* DESCRIPTION OF THE TASK *
Please print each record exactly, omitting none of them.
*** Begin section ***
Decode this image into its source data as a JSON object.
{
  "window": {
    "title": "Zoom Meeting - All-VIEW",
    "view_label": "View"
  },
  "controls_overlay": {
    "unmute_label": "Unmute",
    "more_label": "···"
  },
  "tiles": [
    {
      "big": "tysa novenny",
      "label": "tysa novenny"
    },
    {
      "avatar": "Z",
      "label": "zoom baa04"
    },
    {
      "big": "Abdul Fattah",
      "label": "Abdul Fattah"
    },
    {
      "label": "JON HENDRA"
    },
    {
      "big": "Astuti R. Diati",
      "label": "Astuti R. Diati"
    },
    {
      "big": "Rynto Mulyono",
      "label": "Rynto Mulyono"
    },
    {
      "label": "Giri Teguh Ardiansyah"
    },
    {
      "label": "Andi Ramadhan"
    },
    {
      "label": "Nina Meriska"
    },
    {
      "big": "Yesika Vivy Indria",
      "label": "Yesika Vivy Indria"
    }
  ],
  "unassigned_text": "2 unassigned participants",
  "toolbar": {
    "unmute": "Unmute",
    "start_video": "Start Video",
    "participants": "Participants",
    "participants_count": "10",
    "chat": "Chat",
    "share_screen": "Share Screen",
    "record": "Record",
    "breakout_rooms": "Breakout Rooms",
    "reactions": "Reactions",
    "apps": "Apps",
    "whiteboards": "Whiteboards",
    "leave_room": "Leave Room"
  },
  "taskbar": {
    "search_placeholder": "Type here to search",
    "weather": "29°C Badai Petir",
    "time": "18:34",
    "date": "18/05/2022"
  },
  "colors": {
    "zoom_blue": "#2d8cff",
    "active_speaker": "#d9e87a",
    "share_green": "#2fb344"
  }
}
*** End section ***
* SOLUTION TO THIS PROBLEM *
Decode this image into its source data as a JSON object.
{
  "window": {
    "title": "Zoom Meeting - All-VIEW",
    "view_label": "View"
  },
  "controls_overlay": {
    "unmute_label": "Unmute",
    "more_label": "···"
  },
  "tiles": [
    {
      "big": "tysa novenny",
      "label": "tysa novenny"
    },
    {
      "avatar": "Z",
      "label": "zoom baa04"
    },
    {
      "big": "Abdul Fattah",
      "label": "Abdul Fattah"
    },
    {
      "label": "JON HENDRA"
    },
    {
      "big": "Astuti R. Diati",
      "label": "Astuti R. Diati"
    },
    {
      "big": "Rynto Mulyono",
      "label": "Rynto Mulyono"
    },
    {
      "label": "Giri Teguh Ardiansyah"
    },
    {
      "label": "Andi Ramadhan"
    },
    {
      "label": "Nina Meriska"
    },
    {
      "big": "Yesika Vivy Indria",
      "label": "Yesika Vivy Indria"
    }
  ],
  "unassigned_text": "2 unassigned participants",
  "toolbar": {
    "unmute": "Unmute",
    "start_video": "Start Video",
    "participants": "Participants",
    "participants_count": "10",
    "chat": "Chat",
    "share_screen": "Share Screen",
    "record": "Record",
    "breakout_rooms": "Breakout Rooms",
    "reactions": "Reactions",
    "apps": "Apps",
    "whiteboards": "Whiteboards",
    "leave_room": "Leave Room"
  },
  "taskbar": {
    "search_placeholder": "Type here to search",
    "weather": "29°C Badai Petir",
    "time": "18:34",
    "date": "18/05/2022"
  },
  "colors": {
    "zoom_blue": "#2d8cff",
    "active_speaker": "#d9e87a",
    "share_green": "#2fb344"
  }
}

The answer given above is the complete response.